Atrazine and pregnancy outcomes: a systematic review of epidemiologic evidence.

Goodman M, Mandel JS, DeSesso JM, Scialli AR - Birth Defects Res. B Dev. Reprod. Toxicol. (2014)

Overview of study findings on the associations between ATR/triazine herbicide (or surrogate) exposures and birth defects.
© Copyright Policy
Related In: Results  -  Collection

Show All Figures
getmorefigures.php?uid=PMC4265844&req=5

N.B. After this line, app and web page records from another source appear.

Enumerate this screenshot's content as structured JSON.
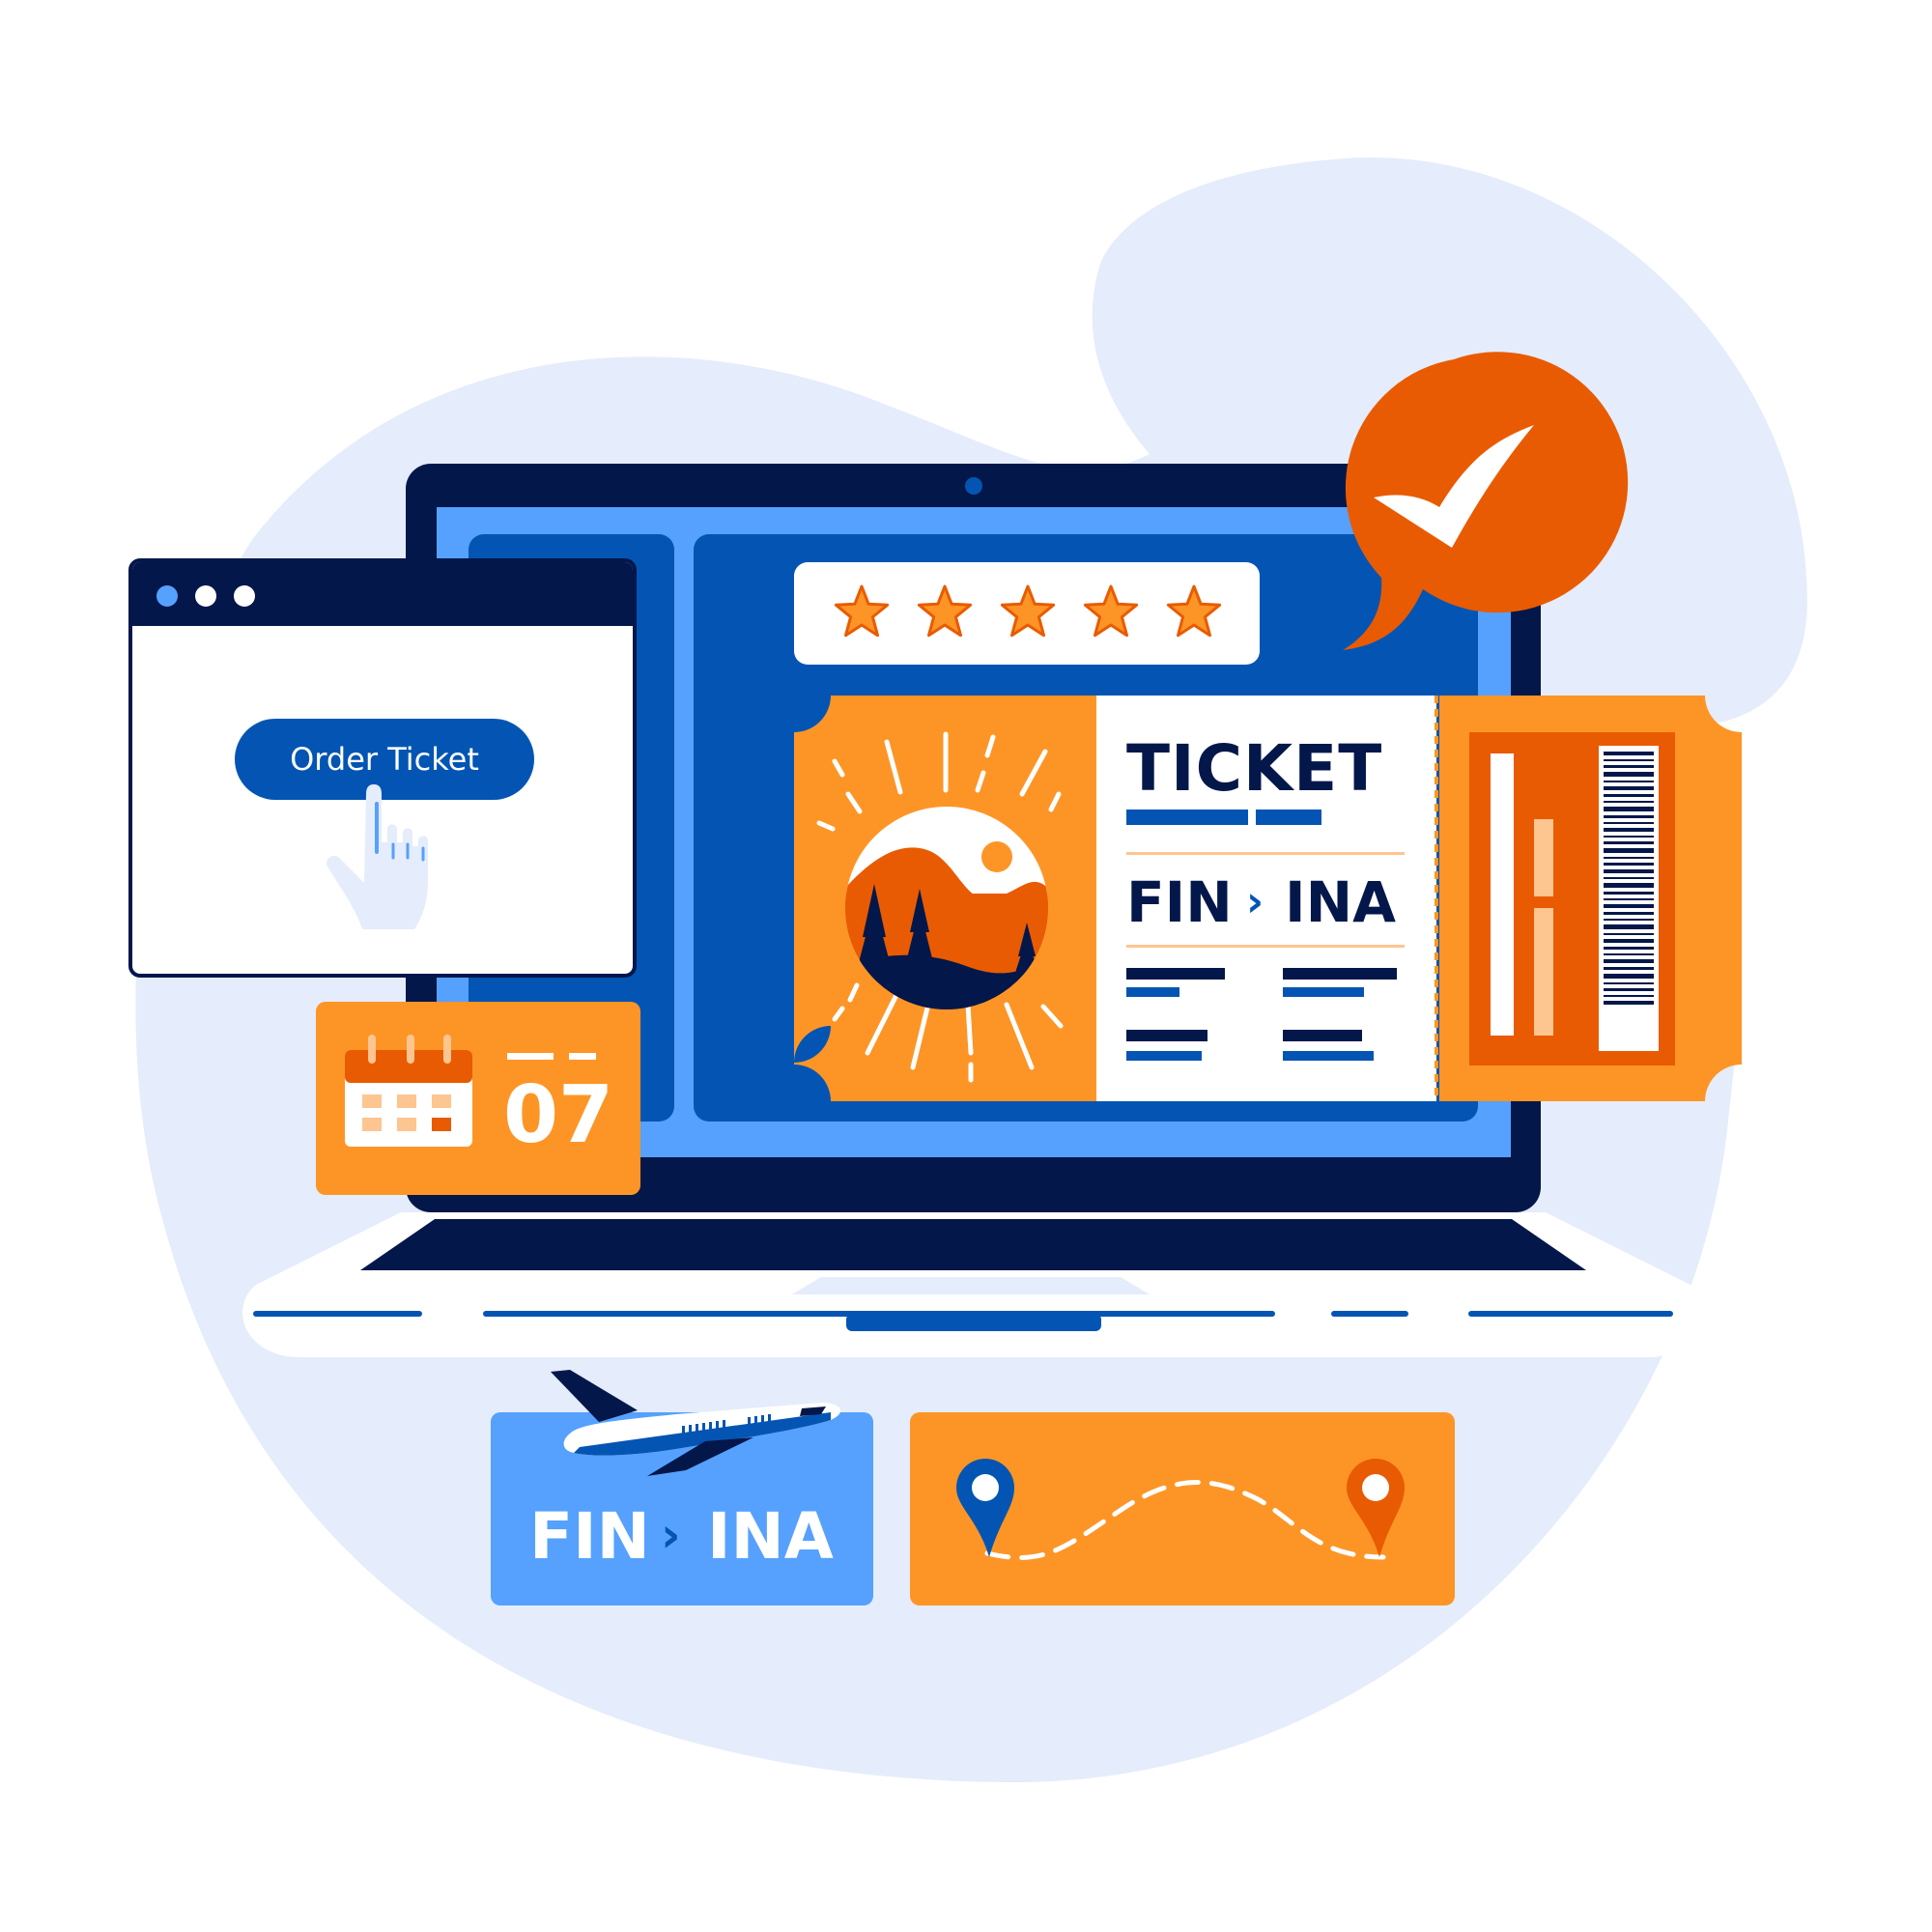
{
  "colors": {
    "navy": "#03174A",
    "blue": "#0455B3",
    "light_blue": "#55A1FD",
    "orange": "#FD9526",
    "dark_orange": "#E95B02",
    "blob": "#E5ECFB",
    "white": "#FFFFFF",
    "peach": "#FDC590"
  },
  "browser_window": {
    "order_button_label": "Order Ticket"
  },
  "calendar_card": {
    "date": "07"
  },
  "rating": {
    "stars": 5,
    "max": 5
  },
  "ticket": {
    "title": "TICKET",
    "from": "FIN",
    "to": "INA"
  },
  "route_card": {
    "from": "FIN",
    "to": "INA"
  },
  "icons": {
    "confirm": "checkmark-icon",
    "plane": "airplane-icon",
    "hand": "pointer-hand-icon",
    "calendar": "calendar-icon"
  }
}
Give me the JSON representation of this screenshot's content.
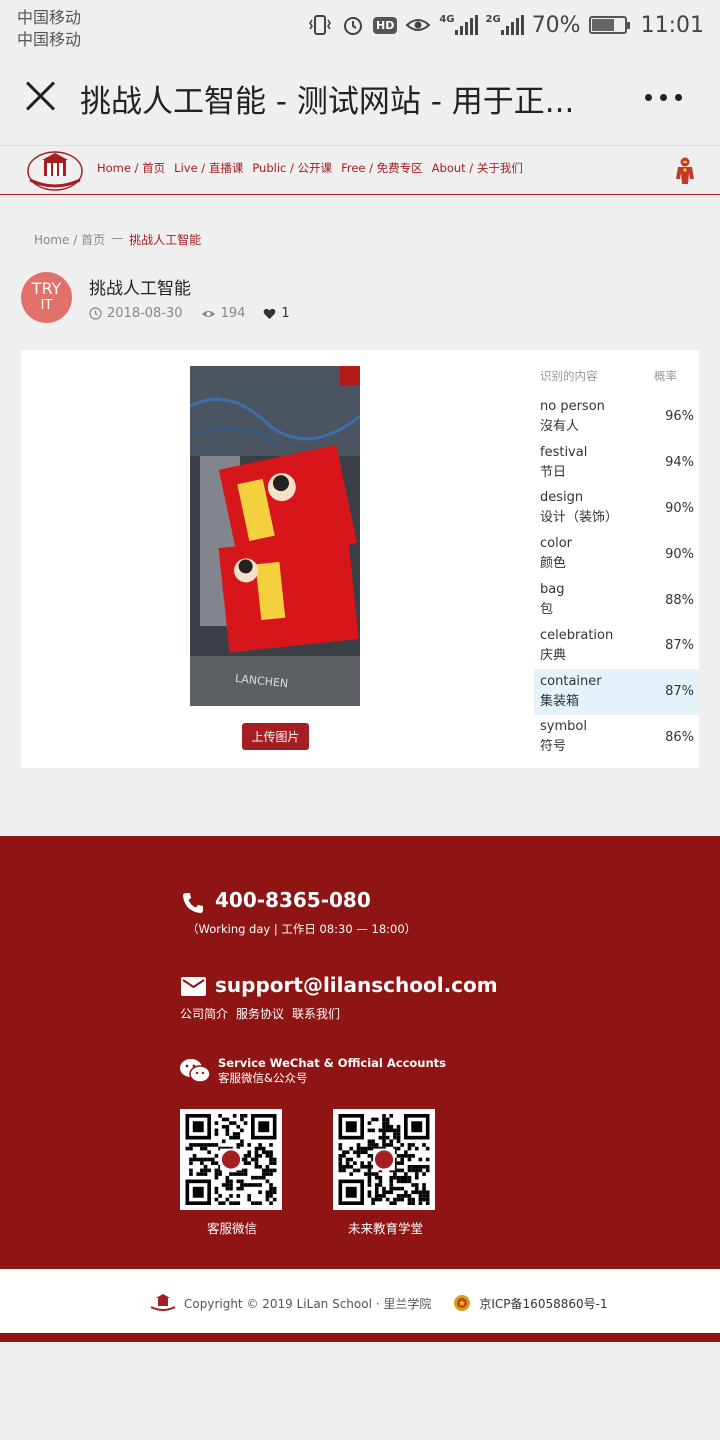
{
  "status_bar": {
    "carrier_1": "中国移动",
    "carrier_2": "中国移动",
    "hd": "HD",
    "net_1": "4G",
    "net_2": "2G",
    "battery": "70%",
    "battery_level": 0.7,
    "time": "11:01"
  },
  "app_bar": {
    "title": "挑战人工智能 - 测试网站 - 用于正..."
  },
  "nav": {
    "items": [
      "Home / 首页",
      "Live / 直播课",
      "Public / 公开课",
      "Free / 免费专区",
      "About / 关于我们"
    ]
  },
  "breadcrumb": {
    "home": "Home / 首页",
    "sep": "—",
    "current": "挑战人工智能"
  },
  "post": {
    "avatar_line1": "TRY",
    "avatar_line2": "IT",
    "title": "挑战人工智能",
    "date": "2018-08-30",
    "views": "194",
    "likes": "1"
  },
  "results": {
    "upload_label": "上传图片",
    "photo_text": "LANCHEN",
    "col_content": "识别的内容",
    "col_prob": "概率",
    "rows": [
      {
        "en": "no person",
        "zh": "沒有人",
        "prob": "96%"
      },
      {
        "en": "festival",
        "zh": "节日",
        "prob": "94%"
      },
      {
        "en": "design",
        "zh": "设计（装饰）",
        "prob": "90%"
      },
      {
        "en": "color",
        "zh": "颜色",
        "prob": "90%"
      },
      {
        "en": "bag",
        "zh": "包",
        "prob": "88%"
      },
      {
        "en": "celebration",
        "zh": "庆典",
        "prob": "87%"
      },
      {
        "en": "container",
        "zh": "集装箱",
        "prob": "87%"
      },
      {
        "en": "symbol",
        "zh": "符号",
        "prob": "86%"
      }
    ],
    "highlight_color": "#e6f2fa"
  },
  "footer": {
    "phone": "400-8365-080",
    "hours": "（Working day | 工作日 08:30 — 18:00）",
    "email": "support@lilanschool.com",
    "links": [
      "公司简介",
      "服务协议",
      "联系我们"
    ],
    "wechat_title": "Service WeChat & Official Accounts",
    "wechat_sub": "客服微信&公众号",
    "qr_caption_1": "客服微信",
    "qr_caption_2": "未来教育学堂"
  },
  "bottom": {
    "copyright": "Copyright © 2019  LiLan School · 里兰学院",
    "icp": "京ICP备16058860号-1"
  },
  "colors": {
    "brand": "#a51e22",
    "footer_bg": "#8f1515",
    "avatar_bg": "#e2716c"
  }
}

fig01: Overview of study findings on the associations between ATR/triazine herbicide (or surrogate) exposures and birth defects.
Mentions: As shown in Figure 1, few studies examined the same or similar outcomes. The most commonly addressed endpoints were all congenital malformations combined (five studies), abdominal abnormalities (six studies), and urogenital defects (six studies). None of these three outcome categories demonstrated consistent positive associations across studies. For other types of birth defects an assessment of consistency is difficult due to the few observations. Figure 1 also shows that most positive results (7 of 10) were reported in studies that used aggregate data to characterize both the exposure and outcome (Tier 3). In contrast, most associations in studies of individual-level data (Tier 1) were consistent with the hypothesis.

Bottom Line: As a quantitative meta-analysis was not feasible, the study results were categorized qualitatively as positive, , or mixed.Without good quality data, the results are difficult to assess; however, it is worth noting that none of the outcome categories demonstrated consistent positive associations across studies.Considering the poor quality of the data and the lack of robust findings across studies, conclusions about a causal link between ATR and adverse pregnancy outcomes are not warranted.

View Article: PubMed Central - PubMed

Affiliation: Emory University School of Public Health, Atlanta, Georgia.

Show MeSH
Related in: MedlinePlus